◆ **Task prompt**: From the entries, copy every line that carries the string "close".

===== Records for this exercise

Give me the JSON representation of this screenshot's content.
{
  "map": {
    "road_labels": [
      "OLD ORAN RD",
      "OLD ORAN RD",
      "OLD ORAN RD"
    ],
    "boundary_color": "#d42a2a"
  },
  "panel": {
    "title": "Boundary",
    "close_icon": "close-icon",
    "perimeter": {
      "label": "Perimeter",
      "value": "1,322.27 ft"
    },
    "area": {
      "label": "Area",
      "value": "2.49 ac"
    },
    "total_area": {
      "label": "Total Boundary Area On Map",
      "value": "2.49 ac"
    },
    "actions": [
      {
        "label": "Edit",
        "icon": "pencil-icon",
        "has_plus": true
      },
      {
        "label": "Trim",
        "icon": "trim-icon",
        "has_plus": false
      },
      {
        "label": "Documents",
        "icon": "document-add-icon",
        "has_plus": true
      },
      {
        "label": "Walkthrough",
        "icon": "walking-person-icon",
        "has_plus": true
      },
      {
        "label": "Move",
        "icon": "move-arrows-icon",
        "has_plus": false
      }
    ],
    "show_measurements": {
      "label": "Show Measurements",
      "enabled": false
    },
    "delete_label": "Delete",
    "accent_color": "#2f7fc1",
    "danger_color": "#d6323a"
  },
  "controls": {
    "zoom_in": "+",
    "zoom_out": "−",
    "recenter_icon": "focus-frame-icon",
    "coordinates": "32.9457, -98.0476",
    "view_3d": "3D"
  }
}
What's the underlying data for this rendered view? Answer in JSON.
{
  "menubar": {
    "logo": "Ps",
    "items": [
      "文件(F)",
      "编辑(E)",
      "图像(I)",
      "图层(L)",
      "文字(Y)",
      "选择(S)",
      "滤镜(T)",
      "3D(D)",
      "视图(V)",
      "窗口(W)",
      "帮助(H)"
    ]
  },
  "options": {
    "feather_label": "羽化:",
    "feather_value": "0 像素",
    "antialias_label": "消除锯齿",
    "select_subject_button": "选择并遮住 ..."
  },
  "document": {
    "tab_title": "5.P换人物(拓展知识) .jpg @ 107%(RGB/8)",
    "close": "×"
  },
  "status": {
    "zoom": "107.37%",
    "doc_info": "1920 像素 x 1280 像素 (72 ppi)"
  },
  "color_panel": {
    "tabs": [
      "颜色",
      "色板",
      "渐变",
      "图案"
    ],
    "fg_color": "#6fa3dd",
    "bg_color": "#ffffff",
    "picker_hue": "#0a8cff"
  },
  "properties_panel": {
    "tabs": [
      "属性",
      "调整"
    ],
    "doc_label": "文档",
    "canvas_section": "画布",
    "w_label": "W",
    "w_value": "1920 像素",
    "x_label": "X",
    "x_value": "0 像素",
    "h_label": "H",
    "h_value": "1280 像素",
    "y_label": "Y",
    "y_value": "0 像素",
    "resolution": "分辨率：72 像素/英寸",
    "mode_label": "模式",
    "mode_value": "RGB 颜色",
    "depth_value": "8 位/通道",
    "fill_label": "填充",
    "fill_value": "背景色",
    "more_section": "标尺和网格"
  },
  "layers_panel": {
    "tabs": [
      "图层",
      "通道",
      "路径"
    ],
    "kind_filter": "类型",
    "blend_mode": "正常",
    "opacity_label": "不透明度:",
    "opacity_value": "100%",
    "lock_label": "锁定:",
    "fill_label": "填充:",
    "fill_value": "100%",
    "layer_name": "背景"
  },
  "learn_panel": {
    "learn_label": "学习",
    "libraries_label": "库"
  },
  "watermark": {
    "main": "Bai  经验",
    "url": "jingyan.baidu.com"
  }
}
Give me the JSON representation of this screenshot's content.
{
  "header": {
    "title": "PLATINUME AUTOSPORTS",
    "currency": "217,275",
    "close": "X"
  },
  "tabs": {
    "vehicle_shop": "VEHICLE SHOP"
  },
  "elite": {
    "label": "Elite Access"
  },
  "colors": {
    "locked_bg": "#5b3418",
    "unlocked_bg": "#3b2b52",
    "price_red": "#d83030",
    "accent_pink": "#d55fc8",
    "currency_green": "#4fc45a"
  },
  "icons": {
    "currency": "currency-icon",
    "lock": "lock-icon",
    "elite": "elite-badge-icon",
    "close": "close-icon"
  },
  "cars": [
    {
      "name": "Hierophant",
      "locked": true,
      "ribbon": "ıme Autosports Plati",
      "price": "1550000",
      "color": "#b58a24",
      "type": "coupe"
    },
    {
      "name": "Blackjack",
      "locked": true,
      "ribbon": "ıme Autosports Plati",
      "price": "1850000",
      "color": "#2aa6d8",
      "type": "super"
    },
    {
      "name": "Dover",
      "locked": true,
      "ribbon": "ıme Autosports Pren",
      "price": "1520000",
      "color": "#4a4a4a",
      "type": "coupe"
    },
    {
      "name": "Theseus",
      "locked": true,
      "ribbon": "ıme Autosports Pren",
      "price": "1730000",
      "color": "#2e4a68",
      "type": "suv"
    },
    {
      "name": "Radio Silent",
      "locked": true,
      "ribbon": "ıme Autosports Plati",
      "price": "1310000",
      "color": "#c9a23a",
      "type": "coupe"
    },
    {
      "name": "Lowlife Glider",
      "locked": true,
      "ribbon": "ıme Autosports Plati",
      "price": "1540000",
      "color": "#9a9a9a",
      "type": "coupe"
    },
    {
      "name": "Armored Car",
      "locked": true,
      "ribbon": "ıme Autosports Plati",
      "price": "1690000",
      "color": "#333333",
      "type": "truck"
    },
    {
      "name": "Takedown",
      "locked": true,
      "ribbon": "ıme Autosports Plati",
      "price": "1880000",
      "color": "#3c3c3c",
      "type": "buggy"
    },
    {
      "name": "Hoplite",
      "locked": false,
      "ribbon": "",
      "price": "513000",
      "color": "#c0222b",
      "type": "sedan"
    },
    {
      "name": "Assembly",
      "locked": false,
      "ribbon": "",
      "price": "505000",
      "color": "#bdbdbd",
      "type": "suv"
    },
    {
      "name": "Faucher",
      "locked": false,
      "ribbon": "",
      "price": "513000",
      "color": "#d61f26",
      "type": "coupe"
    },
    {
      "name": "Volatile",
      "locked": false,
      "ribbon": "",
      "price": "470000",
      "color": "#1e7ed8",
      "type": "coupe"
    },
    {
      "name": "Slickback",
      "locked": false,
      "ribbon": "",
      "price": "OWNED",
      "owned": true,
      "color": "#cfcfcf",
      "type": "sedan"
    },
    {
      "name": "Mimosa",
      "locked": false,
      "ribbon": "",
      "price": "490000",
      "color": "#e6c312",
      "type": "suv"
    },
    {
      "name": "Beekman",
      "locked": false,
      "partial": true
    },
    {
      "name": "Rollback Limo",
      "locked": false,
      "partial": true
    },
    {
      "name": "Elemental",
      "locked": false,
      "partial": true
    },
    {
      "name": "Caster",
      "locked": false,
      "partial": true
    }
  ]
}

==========

◆ **Task response**:
    "close_icon": "close-icon",
    "close": "×"
    "close": "X"
    "close": "close-icon"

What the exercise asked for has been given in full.